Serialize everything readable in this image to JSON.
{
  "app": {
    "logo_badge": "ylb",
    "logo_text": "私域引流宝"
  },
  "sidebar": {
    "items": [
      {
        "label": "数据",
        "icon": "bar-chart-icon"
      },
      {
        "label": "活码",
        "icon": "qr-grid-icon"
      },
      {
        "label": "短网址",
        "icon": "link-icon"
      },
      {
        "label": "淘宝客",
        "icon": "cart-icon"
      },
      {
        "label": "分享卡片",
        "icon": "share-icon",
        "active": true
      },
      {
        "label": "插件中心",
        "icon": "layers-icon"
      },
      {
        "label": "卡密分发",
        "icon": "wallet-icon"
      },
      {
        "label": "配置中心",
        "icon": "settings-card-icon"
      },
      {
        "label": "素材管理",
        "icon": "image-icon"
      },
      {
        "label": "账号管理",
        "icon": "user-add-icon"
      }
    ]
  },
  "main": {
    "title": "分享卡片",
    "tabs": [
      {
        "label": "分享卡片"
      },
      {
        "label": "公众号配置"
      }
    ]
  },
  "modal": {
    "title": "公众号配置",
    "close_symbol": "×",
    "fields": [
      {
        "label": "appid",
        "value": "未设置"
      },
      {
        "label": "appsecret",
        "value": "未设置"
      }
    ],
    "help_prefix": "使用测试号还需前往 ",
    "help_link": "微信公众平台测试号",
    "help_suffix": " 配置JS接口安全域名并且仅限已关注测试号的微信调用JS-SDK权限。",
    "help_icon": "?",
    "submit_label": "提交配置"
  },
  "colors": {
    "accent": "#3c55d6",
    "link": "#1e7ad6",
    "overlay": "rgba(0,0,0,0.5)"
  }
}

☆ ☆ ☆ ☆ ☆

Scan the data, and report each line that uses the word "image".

* _Answer space_
Serialize everything readable in this image to JSON.
        "icon": "image-icon"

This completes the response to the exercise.